Do you see 10,000 advertising messages every day? The American Marketing Association says probably so, but you just don’t realize it. With the growth in technology, the average consumer can switch between screens (phones, tablets, laptops, desktops, TVs, etc) up to 21 times every hour. In order to gain the necessary frequency that encourages a consumer to take action, advertisers tend to overload media with their product. If not done well, this can lead to ad burnout. Although media consumption has doubled to almost 10 hours daily in the last 70 years, consumers aren’t taking in that many more ads. Because of other distractions, viewers can avoid many ads.
This assignment asked me to be perceptive of the ads in my surroundings, so here is a summary of my day in advertising.
8:00 AM: My first alarm goes off. Not ready to leave the warmth and comfort of my bed, I decide to check my social media accounts. The first two posts in my Facebook feed are advertisements. One is a local event shared by a WVWC staff member. On campus and throughout the community, Facebook events are a cost-effective way of advertising. The information can be shared in seconds to a large group of people. The next is a sponsored ad from Cinnabon. Recipe videos make up a good 75% of my feed, so promoting their product in the form of a DIY recipe would likely gain my attention.
Next, I visited the Facebook Marketplace, a relatively new addition to the social media platform. With this tool, advertised products can be shown to me dependent on my geographic location. I hardly ever look through the products sold on the Marketplace, but from experience with family and friends, there is a good portion of Facebook users that visit it regularly.
10:00 AM: I head to campus for a meeting. Because of the vast amount of organizations at WVWC, walls, doors, and bulletin boards are covered in posters. The blood drive that had been shared on Facebook earlier can also been seen in print. I happened to arrive at a time when SunnyBucks was completely empty. While waiting for my meeting to start, the employee offered me a free breakfast sandwich, because she was just going to have to throw them out anyway. She did not mean for this to be a form of advertising, but offering a free sample could encourage me to visit the little campus convenience store more often. The TV was not on while I was in there, but the radio was playing; commercials were played infrequently between popular country songs, but I was able to catch an ad for the local news station.
A quick email check before I left presented more advertisements: the dreaded WVWC eMOs. Many people do not read any of them; some people read all of them. I am in the middle. If the subject line is interesting, I’ll check it out. Otherwise, I simply mark it as read. For anyone trying to advertise via eMO, make sure your message is something the viewer wants to hear. If not, it will just get lost in the crowd or deleted.
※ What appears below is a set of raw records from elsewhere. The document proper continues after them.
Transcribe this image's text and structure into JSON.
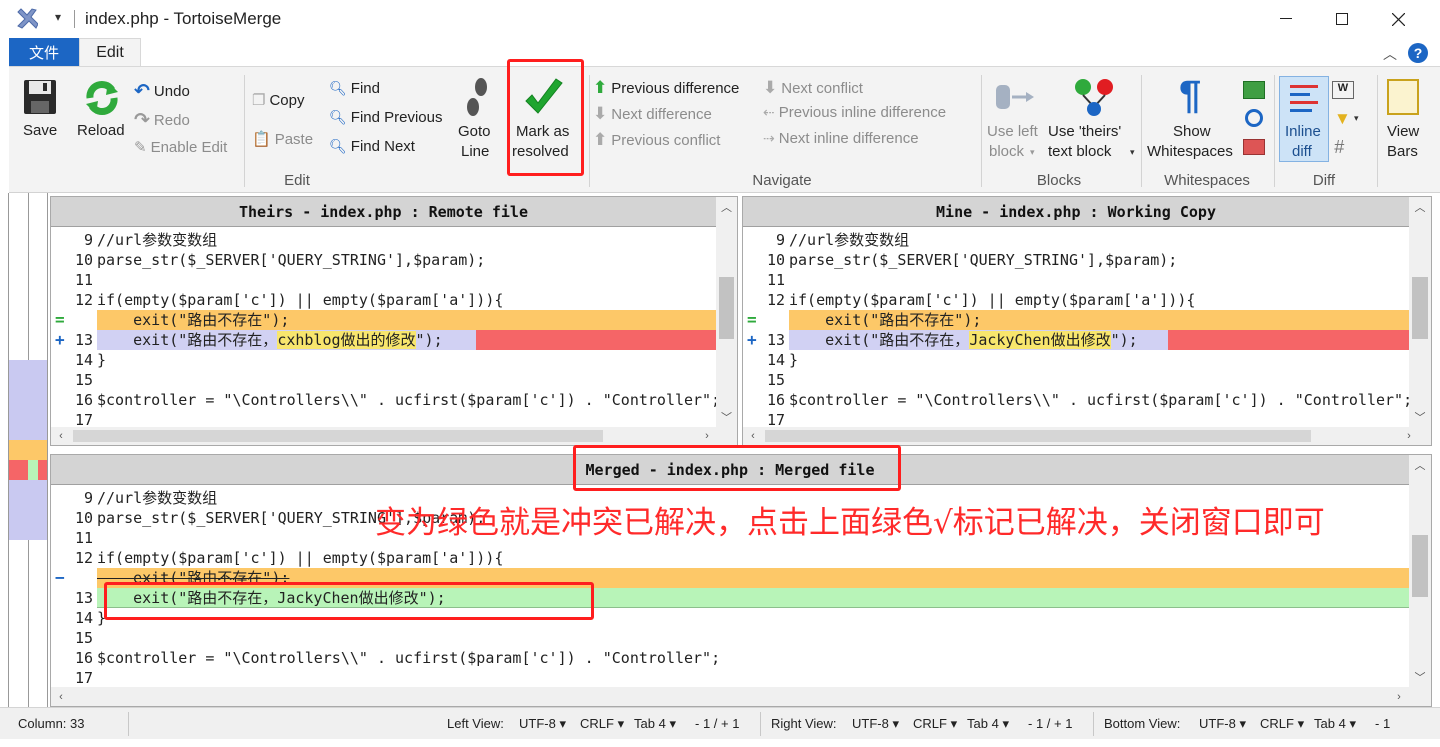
{
  "window": {
    "title": "index.php - TortoiseMerge"
  },
  "tabs": {
    "file": "文件",
    "edit": "Edit"
  },
  "ribbon": {
    "save": "Save",
    "reload": "Reload",
    "undo": "Undo",
    "redo": "Redo",
    "enable_edit": "Enable Edit",
    "copy": "Copy",
    "paste": "Paste",
    "find": "Find",
    "find_previous": "Find Previous",
    "find_next": "Find Next",
    "goto_line_1": "Goto",
    "goto_line_2": "Line",
    "mark_resolved_1": "Mark as",
    "mark_resolved_2": "resolved",
    "prev_diff": "Previous difference",
    "next_diff": "Next difference",
    "prev_conflict": "Previous conflict",
    "next_conflict": "Next conflict",
    "prev_inline": "Previous inline difference",
    "next_inline": "Next inline difference",
    "use_left_1": "Use left",
    "use_left_2": "block",
    "use_theirs_1": "Use 'theirs'",
    "use_theirs_2": "text block",
    "show_ws_1": "Show",
    "show_ws_2": "Whitespaces",
    "inline_diff_1": "Inline",
    "inline_diff_2": "diff",
    "view_bars_1": "View",
    "view_bars_2": "Bars",
    "groups": {
      "edit": "Edit",
      "navigate": "Navigate",
      "blocks": "Blocks",
      "whitespaces": "Whitespaces",
      "diff": "Diff"
    }
  },
  "panes": {
    "theirs": {
      "title": "Theirs - index.php : Remote file"
    },
    "mine": {
      "title": "Mine - index.php : Working Copy"
    },
    "merged": {
      "title": "Merged - index.php : Merged file"
    }
  },
  "code": {
    "l9": "//url参数变数组",
    "l10": "parse_str($_SERVER['QUERY_STRING'],$param);",
    "l12": "if(empty($param['c']) || empty($param['a'])){",
    "l_exit1": "    exit(\"路由不存在\");",
    "l13_theirs_pre": "    exit(\"路由不存在，",
    "l13_theirs_hl": "cxhblog做出的修改",
    "l13_theirs_post": "\");",
    "l13_mine_pre": "    exit(\"路由不存在，",
    "l13_mine_hl": "JackyChen做出修改",
    "l13_mine_post": "\");",
    "l13_merged": "    exit(\"路由不存在，JackyChen做出修改\");",
    "l14": "}",
    "l16": "$controller = \"\\Controllers\\\\\" . ucfirst($param['c']) . \"Controller\";",
    "l16_merged": "$controller = \"\\Controllers\\\\\" . ucfirst($param['c']) . \"Controller\";",
    "l10_merged": "parse_str($_SERVER['QUERY_STRING'],$param);"
  },
  "line_numbers": [
    "9",
    "10",
    "11",
    "12",
    "13",
    "14",
    "15",
    "16",
    "17"
  ],
  "markers": {
    "equal": "=",
    "plus": "+",
    "minus": "−"
  },
  "annotation": {
    "note": "变为绿色就是冲突已解决，点击上面绿色√标记已解决，关闭窗口即可"
  },
  "status": {
    "column": "Column: 33",
    "left_view": "Left View:",
    "right_view": "Right View:",
    "bottom_view": "Bottom View:",
    "encoding": "UTF-8",
    "eol": "CRLF",
    "tab": "Tab 4",
    "left_counts": "- 1 / + 1",
    "right_counts": "- 1 / + 1",
    "bottom_counts": "- 1"
  },
  "colors": {
    "conflict_orange": "#fdc868",
    "added_blue": "#d1d1f3",
    "removed_red": "#f56567",
    "resolved_green": "#b8f4b8",
    "accent_blue": "#1c66c4"
  }
}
11:00 AM: My meeting is over, so I walk back home for lunch. As I was leaving, I noticed something written on the sidewalk. Some organizations choose to advertise events with chalk. It is National Hunger and Homelessness Awareness Week, so one of the WVWC WE LEAD teams advocated for this issue in a way that breaks through the regular posters. Not all messages stated the issue, like this example. A thought-provoking quote can be enough to make someone stop for a few seconds and focus their attention on the message. Sidewalk chalking is one of my favorite forms of advertisement, just because it’s eye-catching and underutilized. It can be hindered by the weather, though.
Staked signs along the sidewalk can also gain attention, like this one from Bobcat Entertainment, where they share their social media accounts.
11:10 AM: I’m about 300 feet from home. Two houses on my street are up for sale. This does not pertain to me, because I’m not currently in the financial state to buy a home, but I still see these signs at least twice daily.
11:12 AM: I’m finally home and looking for food. I found a new pack of Subway coupons in the mailbox and added it to the pile I keep attached to the fridge. I love a good deal, so these advertisements definitely encourage me to spend money on food more often than I should. Other advertisements laying around my house include the weekly Upshur County Value Guide and a phone book for which I have absolutely no use.
4:00 PM: Time to start my shift at Hibbett Sports. There are a multitude of advertisements packed into that small store. Customers are offered the opportunity to join our reward program or subscribe to our mobile coupons, with information posted all around the store. Both of these are spend-money-to-save-money programs and regularly bring in loyal customers.
Another in-store advertisement was geared toward employees, not customers. When you get a short lunch break and aren’t allowed to travel farther than Burger King, the offer of a discounted pizza delivery is pretty enticing.
9:00 PM: My shift is over. This is probably where I experienced the most advertising. Passing at least four fast food chains with their glowing logos, meal offers, and even some “now hiring” signs, it was difficult to keep up with it all.
Considering I usually tune out most ads, this is about the amount of messages I had expected to see in a normal day. I love TV, but without cable, I missed a lot of commercials. There were many points in the day in which I forgot about the experiment, where I might have missed some other ads. Tomorrow, I will most likely go back to my ways of selective sight and hearing when it comes to the advertising around me, but those who know that I’m in their target audience will know how to reach me.
All photos except for the featured image were taken by me. 🙂